§ WHAT YOU SHOULD DO
The full listing below should be printed word for word.

§ MATERIAL TO PROCESS
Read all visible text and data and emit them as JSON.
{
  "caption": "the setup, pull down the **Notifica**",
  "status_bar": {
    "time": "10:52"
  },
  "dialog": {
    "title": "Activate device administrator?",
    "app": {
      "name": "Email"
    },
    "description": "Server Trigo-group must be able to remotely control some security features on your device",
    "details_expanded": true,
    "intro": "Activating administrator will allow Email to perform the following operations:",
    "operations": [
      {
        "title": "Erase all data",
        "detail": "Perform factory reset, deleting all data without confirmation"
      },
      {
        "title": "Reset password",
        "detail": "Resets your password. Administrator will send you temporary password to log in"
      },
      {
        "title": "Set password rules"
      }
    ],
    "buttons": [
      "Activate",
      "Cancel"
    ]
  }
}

§ REPLY
Read all visible text and data and emit them as JSON.
{
  "caption": "the setup, pull down the **Notifica**",
  "status_bar": {
    "time": "10:52"
  },
  "dialog": {
    "title": "Activate device administrator?",
    "app": {
      "name": "Email"
    },
    "description": "Server Trigo-group must be able to remotely control some security features on your device",
    "details_expanded": true,
    "intro": "Activating administrator will allow Email to perform the following operations:",
    "operations": [
      {
        "title": "Erase all data",
        "detail": "Perform factory reset, deleting all data without confirmation"
      },
      {
        "title": "Reset password",
        "detail": "Resets your password. Administrator will send you temporary password to log in"
      },
      {
        "title": "Set password rules"
      }
    ],
    "buttons": [
      "Activate",
      "Cancel"
    ]
  }
}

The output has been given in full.